- [WORK INSTRUCTION]:
Take each line in the entries below that holds "ChatGPT" and show it.

- [TASK INPUT]:
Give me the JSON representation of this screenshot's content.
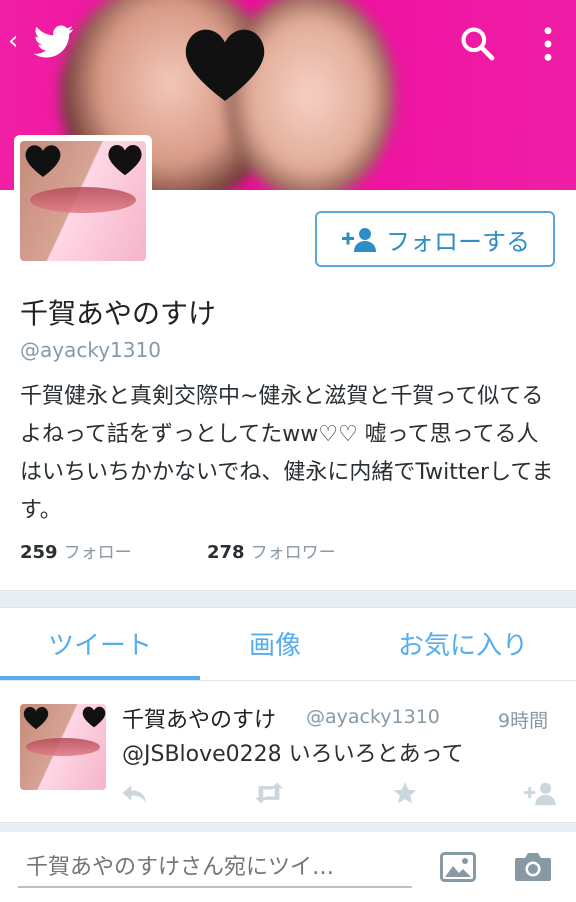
{
  "header": {
    "back_icon": "chevron-left-icon",
    "bird_icon": "twitter-bird-icon",
    "search_icon": "search-icon",
    "more_icon": "overflow-menu-icon",
    "banner_colors": [
      "#f11fa6",
      "#ee0c9c"
    ]
  },
  "profile": {
    "follow_button_label": "フォローする",
    "name": "千賀あやのすけ",
    "handle": "@ayacky1310",
    "bio": "千賀健永と真剣交際中~健永と滋賀と千賀って似てるよねって話をずっとしてたww♡♡  嘘って思ってる人はいちいちかかないでね、健永に内緒でTwitterしてます。",
    "following_count": "259",
    "following_label": "フォロー",
    "followers_count": "278",
    "followers_label": "フォロワー"
  },
  "tabs": [
    {
      "label": "ツイート",
      "active": true
    },
    {
      "label": "画像",
      "active": false
    },
    {
      "label": "お気に入り",
      "active": false
    }
  ],
  "tweet": {
    "name": "千賀あやのすけ",
    "handle": "@ayacky1310",
    "time": "9時間",
    "mention": "@JSBlove0228",
    "text": "いろいろとあって"
  },
  "compose": {
    "placeholder": "千賀あやのすけさん宛にツイ…"
  },
  "accent_color": "#55acee"
}
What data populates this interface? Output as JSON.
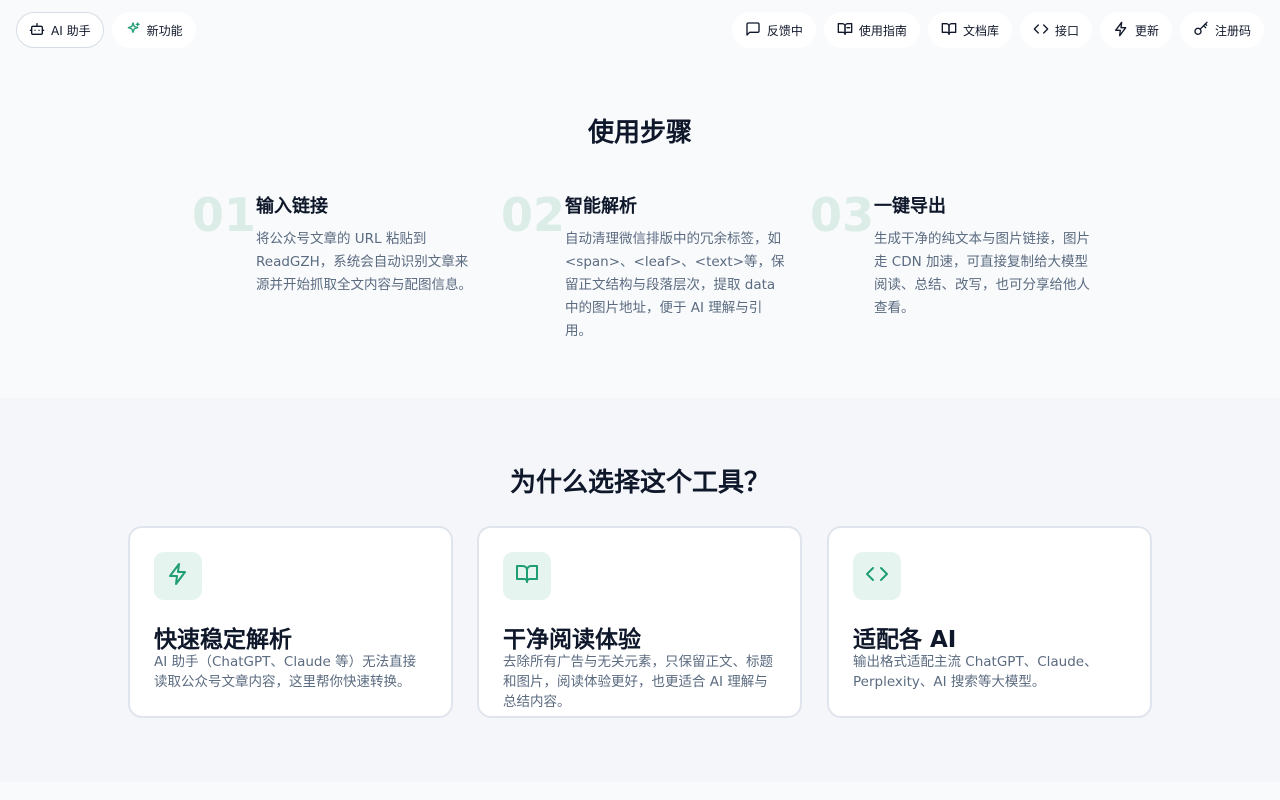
{
  "topbar": {
    "left": [
      {
        "label": "AI 助手",
        "icon": "robot-icon"
      },
      {
        "label": "新功能",
        "icon": "sparkle-icon"
      }
    ],
    "right": [
      {
        "label": "反馈中",
        "icon": "message-icon"
      },
      {
        "label": "使用指南",
        "icon": "book-open-icon"
      },
      {
        "label": "文档库",
        "icon": "book-icon"
      },
      {
        "label": "接口",
        "icon": "code-icon"
      },
      {
        "label": "更新",
        "icon": "zap-icon"
      },
      {
        "label": "注册码",
        "icon": "key-icon"
      }
    ]
  },
  "steps_section": {
    "title": "使用步骤",
    "steps": [
      {
        "num": "01",
        "title": "输入链接",
        "desc": "将公众号文章的 URL 粘贴到 ReadGZH，系统会自动识别文章来源并开始抓取全文内容与配图信息。"
      },
      {
        "num": "02",
        "title": "智能解析",
        "desc": "自动清理微信排版中的冗余标签，如<span>、<leaf>、<text>等，保留正文结构与段落层次，提取 data 中的图片地址，便于 AI 理解与引用。"
      },
      {
        "num": "03",
        "title": "一键导出",
        "desc": "生成干净的纯文本与图片链接，图片走 CDN 加速，可直接复制给大模型阅读、总结、改写，也可分享给他人查看。"
      }
    ]
  },
  "features_section": {
    "title": "为什么选择这个工具？",
    "cards": [
      {
        "icon": "zap-icon",
        "title": "快速稳定解析",
        "desc": "AI 助手（ChatGPT、Claude 等）无法直接读取公众号文章内容，这里帮你快速转换。"
      },
      {
        "icon": "book-open-icon",
        "title": "干净阅读体验",
        "desc": "去除所有广告与无关元素，只保留正文、标题和图片，阅读体验更好，也更适合 AI 理解与总结内容。"
      },
      {
        "icon": "code-icon",
        "title": "适配各 AI",
        "desc": "输出格式适配主流 ChatGPT、Claude、Perplexity、AI 搜索等大模型。"
      }
    ]
  },
  "colors": {
    "accent": "#1f9d74",
    "accent_soft": "#e6f4ef",
    "step_number": "#dcece7",
    "text": "#0f172a",
    "muted": "#5b6b80"
  }
}
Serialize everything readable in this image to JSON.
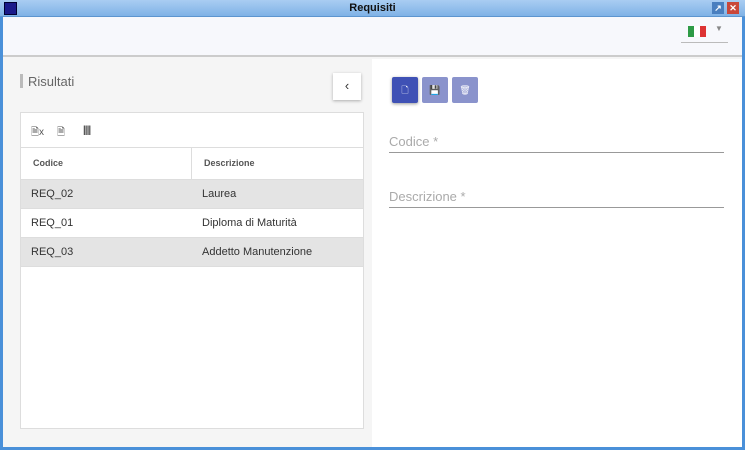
{
  "window": {
    "title": "Requisiti"
  },
  "header": {
    "language": "Italiano"
  },
  "results": {
    "title": "Risultati",
    "back_label": "‹",
    "columns": [
      "Codice",
      "Descrizione"
    ],
    "rows": [
      {
        "code": "REQ_02",
        "desc": "Laurea"
      },
      {
        "code": "REQ_01",
        "desc": "Diploma di Maturità"
      },
      {
        "code": "REQ_03",
        "desc": "Addetto Manutenzione"
      }
    ]
  },
  "form": {
    "code_label": "Codice *",
    "desc_label": "Descrizione *"
  },
  "colors": {
    "primary": "#3f51b5",
    "primary_disabled": "#8a93cc"
  }
}
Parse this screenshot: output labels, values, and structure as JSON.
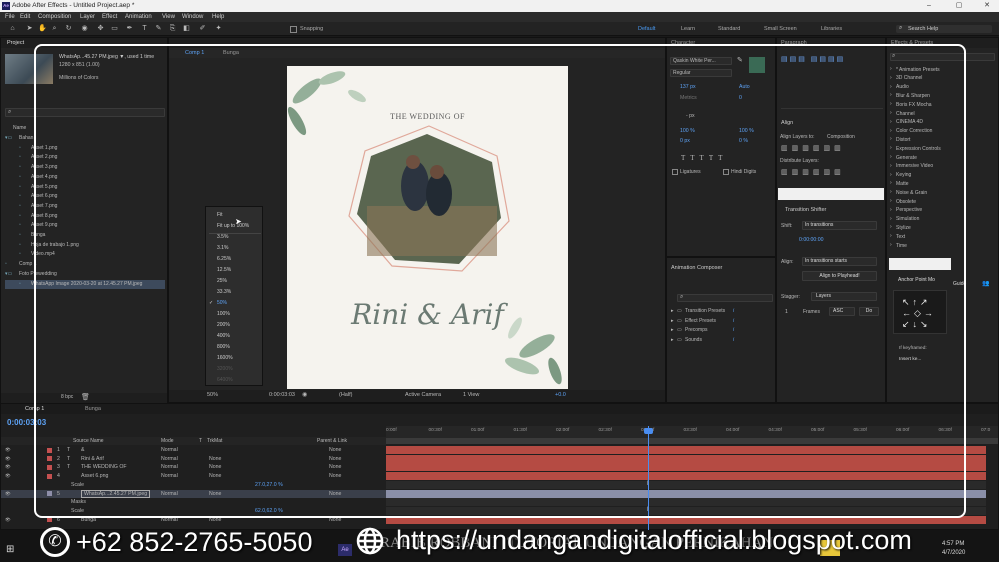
{
  "window": {
    "title": "Adobe After Effects - Untitled Project.aep *",
    "app_icon": "Ae"
  },
  "menu": [
    "File",
    "Edit",
    "Composition",
    "Layer",
    "Effect",
    "Animation",
    "View",
    "Window",
    "Help"
  ],
  "toolbar": {
    "snapping": "Snapping",
    "workspaces": [
      "Default",
      "Learn",
      "Standard",
      "Small Screen",
      "Libraries"
    ],
    "search": "Search Help"
  },
  "project": {
    "tab": "Project",
    "file_name": "WhatsAp...45.27 PM.jpeg ▼, used 1 time",
    "file_dims": "1280 x 851 (1.00)",
    "file_colors": "Millions of Colors",
    "col_name": "Name",
    "items": [
      "Bahan",
      "Asset 1.png",
      "Asset 2.png",
      "Asset 3.png",
      "Asset 4.png",
      "Asset 5.png",
      "Asset 6.png",
      "Asset 7.png",
      "Asset 8.png",
      "Asset 9.png",
      "Bunga",
      "Hoja de trabajo 1.png",
      "Video.mp4",
      "Comp 1",
      "Foto Prewedding",
      "WhatsApp Image 2020-03-20 at 12.45.27 PM.jpeg"
    ],
    "bpc": "8 bpc"
  },
  "comp": {
    "tabs": [
      "Comp 1",
      "Bunga"
    ],
    "wedding_title": "THE WEDDING OF",
    "names": "Rini & Arif",
    "zoom": "50%",
    "time": "0:00:03:03",
    "resolution": "(Half)",
    "camera": "Active Camera",
    "view": "1 View",
    "exposure": "+0.0"
  },
  "zoom_menu": {
    "items": [
      "Fit",
      "Fit up to 100%",
      "3.5%",
      "3.1%",
      "6.25%",
      "12.5%",
      "25%",
      "33.3%",
      "50%",
      "100%",
      "200%",
      "400%",
      "800%",
      "1600%",
      "3200%",
      "6400%"
    ],
    "selected": "50%"
  },
  "character": {
    "tab": "Character",
    "font": "Qaskin White Per...",
    "style": "Regular",
    "size": "137 px",
    "leading": "Auto",
    "tracking": "0",
    "metrics": "Metrics",
    "stroke_unit": "- px",
    "scale_v": "100 %",
    "scale_h": "100 %",
    "baseline": "0 px",
    "tsume": "0 %",
    "ligatures": "Ligatures",
    "hindi": "Hindi Digits"
  },
  "paragraph": {
    "tab": "Paragraph"
  },
  "align": {
    "tab": "Align",
    "align_to_label": "Align Layers to:",
    "align_to": "Composition",
    "distribute": "Distribute Layers:"
  },
  "transition": {
    "tab": "Transition Shifter",
    "shift_label": "Shift:",
    "shift": "In transitions",
    "time": "0:00:00:00",
    "align_label": "Align:",
    "align": "In transitions starts",
    "align_btn": "Align to Playhead!",
    "stagger_label": "Stagger:",
    "stagger": "Layers",
    "frames_val": "1",
    "frames": "Frames",
    "order": "ASC",
    "do": "Do"
  },
  "animation_composer": {
    "tab": "Animation Composer",
    "items": [
      "Transition Presets",
      "Effect Presets",
      "Precomps",
      "Sounds"
    ]
  },
  "effects": {
    "tab": "Effects & Presets",
    "items": [
      "* Animation Presets",
      "3D Channel",
      "Audio",
      "Blur & Sharpen",
      "Boris FX Mocha",
      "Channel",
      "CINEMA 4D",
      "Color Correction",
      "Distort",
      "Expression Controls",
      "Generate",
      "Immersive Video",
      "Keying",
      "Matte",
      "Noise & Grain",
      "Obsolete",
      "Perspective",
      "Simulation",
      "Stylize",
      "Text",
      "Time"
    ]
  },
  "anchor": {
    "title": "Anchor Point Mo",
    "guide": "Guide",
    "keyframed": "If keyframed:",
    "insert": "Insert ke..."
  },
  "timeline": {
    "tabs": [
      "Comp 1",
      "Bunga"
    ],
    "time": "0:00:03:03",
    "headers": {
      "source": "Source Name",
      "mode": "Mode",
      "t": "T",
      "trkmat": "TrkMat",
      "parent": "Parent & Link"
    },
    "ticks": [
      "0:00f",
      "00:30f",
      "01:00f",
      "01:30f",
      "02:00f",
      "02:30f",
      "03:00f",
      "03:30f",
      "04:00f",
      "04:30f",
      "05:00f",
      "05:30f",
      "06:00f",
      "06:30f",
      "07:0"
    ],
    "layers": [
      {
        "num": "1",
        "type": "T",
        "name": "&",
        "mode": "Normal",
        "trk": "",
        "parent": "None"
      },
      {
        "num": "2",
        "type": "T",
        "name": "Rini & Arif",
        "mode": "Normal",
        "trk": "None",
        "parent": "None"
      },
      {
        "num": "3",
        "type": "T",
        "name": "THE WEDDING OF",
        "mode": "Normal",
        "trk": "None",
        "parent": "None"
      },
      {
        "num": "4",
        "type": "",
        "name": "Asset 6.png",
        "mode": "Normal",
        "trk": "None",
        "parent": "None"
      },
      {
        "num": "",
        "type": "",
        "name": "Scale",
        "mode": "",
        "trk": "",
        "parent": ""
      },
      {
        "num": "5",
        "type": "",
        "name": "WhatsAp...2.45.27 PM.jpeg",
        "mode": "Normal",
        "trk": "None",
        "parent": "None"
      },
      {
        "num": "",
        "type": "",
        "name": "Masks",
        "mode": "",
        "trk": "",
        "parent": ""
      },
      {
        "num": "",
        "type": "",
        "name": "Scale",
        "mode": "",
        "trk": "",
        "parent": ""
      },
      {
        "num": "6",
        "type": "",
        "name": "Bunga",
        "mode": "Normal",
        "trk": "None",
        "parent": "None"
      }
    ],
    "scale_values": [
      "27.0,27.0 %",
      "62.0,62.0 %"
    ]
  },
  "overlay": {
    "phone": "+62 852-2765-5050",
    "url": "https://undangandigitalofficial.blogspot.com",
    "banner": "RABIB ROBBANI | TUTORIAL UNDANGAN PERNIKAHAN"
  },
  "taskbar": {
    "time": "4:57 PM",
    "date": "4/7/2020"
  }
}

- [EXPECTED OUTPUT]:
        "desc": "AI 助手（ChatGPT、Claude 等）无法直接读取公众号文章内容，这里帮你快速转换。"
        "desc": "输出格式适配主流 ChatGPT、Claude、Perplexity、AI 搜索等大模型。"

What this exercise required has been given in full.